• **Your assignment**: Should a line below contain the word "Queen", report it.
[Dataset]
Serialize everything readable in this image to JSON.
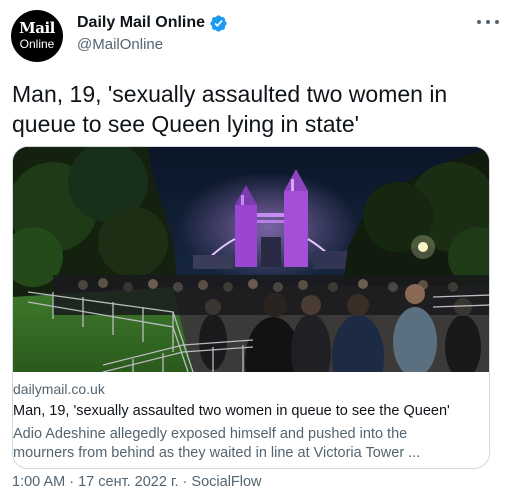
{
  "account": {
    "avatar_line1": "Mail",
    "avatar_line2": "Online",
    "display_name": "Daily Mail Online",
    "handle": "@MailOnline",
    "verified": true
  },
  "tweet": {
    "text": "Man, 19, 'sexually assaulted two women in queue to see Queen lying in state'"
  },
  "card": {
    "domain": "dailymail.co.uk",
    "title": "Man, 19, 'sexually assaulted two women in queue to see the Queen'",
    "description": "Adio Adeshine allegedly exposed himself and pushed into the mourners from behind as they waited in line at Victoria Tower ..."
  },
  "meta": {
    "time": "1:00 AM",
    "separator": "·",
    "date": "17 сент. 2022 г.",
    "source": "SocialFlow"
  },
  "colors": {
    "verified_badge": "#1d9bf0",
    "text_primary": "#0f1419",
    "text_secondary": "#536471",
    "border": "#cfd9de",
    "bridge_light": "#a44fd8"
  },
  "icons": {
    "verified": "verified-badge-icon",
    "more": "more-options-icon"
  }
}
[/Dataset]
• **Expected answer**:
    "text": "Man, 19, 'sexually assaulted two women in queue to see Queen lying in state'"
    "title": "Man, 19, 'sexually assaulted two women in queue to see the Queen'",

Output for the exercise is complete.